When Suzanne Stone completed her first half-marathon in February, the achievement was extra sweet: she’d managed to finish the long-distance race two years after being diagnosed with a brain tumor.
Suzanne had been on her usual morning run the week before Thanksgiving 2014 when she started to notice the symptoms: “I felt really, really funny and my words were all garbled,” Suzanne says. A colleague drove her to the ER, where an MRI revealed a brain tumor.
“I worried about whether the tumor would be malignant or not,” Suzanne says. “But I was mostly concerned about Thanksgiving dinner because I was having 50 people over.”
She hosted a full house for Thanksgiving before going in for surgery at a local hospital on Dec. 2, 2014. After the tumor was removed, Suzanne learned it was glioblastoma, an aggressive, malignant grade IV brain tumor. She began radiation therapy and chemotherapy, near her home in Fort Worth, Texas.
Brain tumor treatment at MD Anderson
In March 2015, Suzanne talked to her oncologist about a referral to MD Anderson. “We knew MD Anderson had a very good reputation for dealing with glioblastoma, and we wanted all the help we could get,” Suzanne says.
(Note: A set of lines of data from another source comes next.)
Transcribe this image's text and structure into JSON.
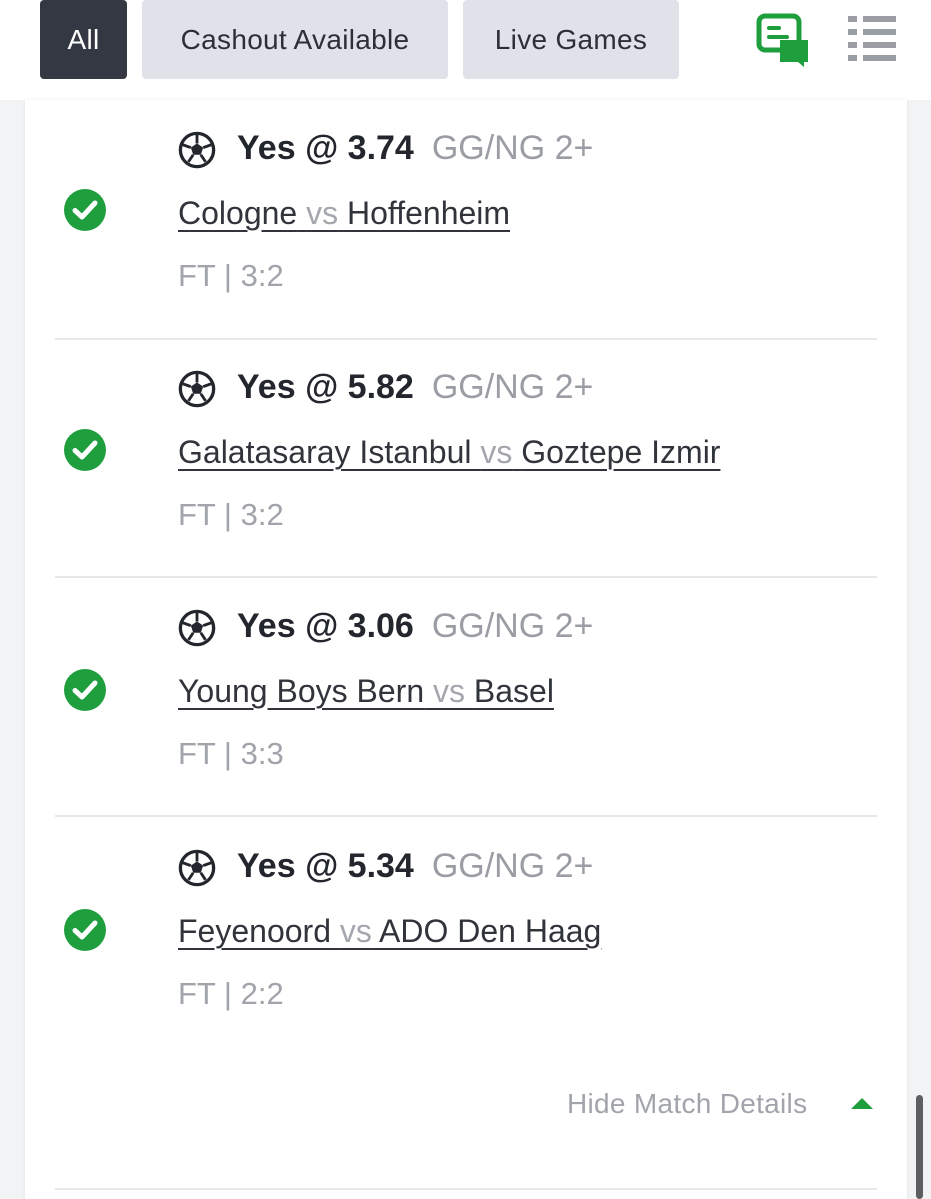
{
  "tabs": [
    {
      "label": "All",
      "active": true
    },
    {
      "label": "Cashout Available",
      "active": false
    },
    {
      "label": "Live Games",
      "active": false
    }
  ],
  "icons": {
    "chat": "chat-bubbles-icon",
    "menu": "list-menu-icon",
    "status": "check-circle-icon",
    "sport": "soccer-ball-icon"
  },
  "colors": {
    "accent_green": "#1f9e3e",
    "active_tab": "#333842"
  },
  "bets": [
    {
      "pick": "Yes @ 3.74",
      "market": "GG/NG 2+",
      "home": "Cologne",
      "vs": "vs",
      "away": "Hoffenheim",
      "result": "FT | 3:2"
    },
    {
      "pick": "Yes @ 5.82",
      "market": "GG/NG 2+",
      "home": "Galatasaray Istanbul",
      "vs": "vs",
      "away": "Goztepe Izmir",
      "result": "FT | 3:2"
    },
    {
      "pick": "Yes @ 3.06",
      "market": "GG/NG 2+",
      "home": "Young Boys Bern",
      "vs": "vs",
      "away": "Basel",
      "result": "FT | 3:3"
    },
    {
      "pick": "Yes @ 5.34",
      "market": "GG/NG 2+",
      "home": "Feyenoord",
      "vs": "vs",
      "away": "ADO Den Haag",
      "result": "FT | 2:2"
    }
  ],
  "hide_details_label": "Hide Match Details"
}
Her doctor referred her to neuro-oncologist Marta Penas-Prado, M.D., at MD Anderson’sBrain and Spine Center. Soon, Suzanne started experiencing weakness on the right side of her body, and a scan confirmed the tumor had progressed.
Because it was located near the speech areas of her brain, neurosurgeon Jeffrey Weinberg, M.D., recommended an awake craniotomy. In this type of brain surgery, the patient is woken up during the operation to help ensure their ability to speak or move is preserved as the tumor is removed.
Suzanne’s first half-marathon
Suzanne returned to Fort Worth two days after surgery and finished her year of chemotherapy in spring 2016. She eased back into running and set her half-marathon goal.
“Even when I don’t feel like exercising, running makes me feel better,” Suzanne says. “Even though I’ve mostly done 5Ks, I felt like I could do a half-marathon.”
Her doctors didn’t object to her plan, so in February 2017, more than two years after her brain tumor diagnosis, Suzanne participated in her first 13.1-mile race.
“I started out just fine. Speed is not my objective,” Suzanne says. “But somewhere around the eighth mile, I started having trouble. At first I thought it was just the wind and the hill, but I couldn’t straighten myself up. I knew I was slowing down, but I really wanted to finish the race.”
She kept going, pausing at the medical station at mile 11 for salt tablets.
“I walked after that,” Suzanne says. “I was just trying to hold myself up straight and not lean to the right. I almost gave up, but then I saw a volunteer in a medical jacket walking toward me.”
Medical volunteers walked the final mile of the race with Suzanne, and she crossed the finish line at just over five hours.
“I found it embarrassing that I had be helped, but I wanted to finish,” says Suzanne, who recovered after a day of sore muscles. “After a while, I realized that it was good. Even if I had to have help, I was going to finish.”
Don’t ever give up
She faces her glioblastoma diagnosis with the same determination and is already planning her next 5K. With a year of stable scans since finishing treatment, Suzanne returns to MD Anderson every three months for follow up. She checks in with her Fort Worth oncologist after each trip to Houston.
“Don’t let the diagnosis scare you beyond the initial shock,” Suzanne says. “Be stubborn. Deal with the cancer, and find doctors you can trust. Don’t be afraid to ask for support, and don’t give up. That’s become my mantra: Don’t ever give up.”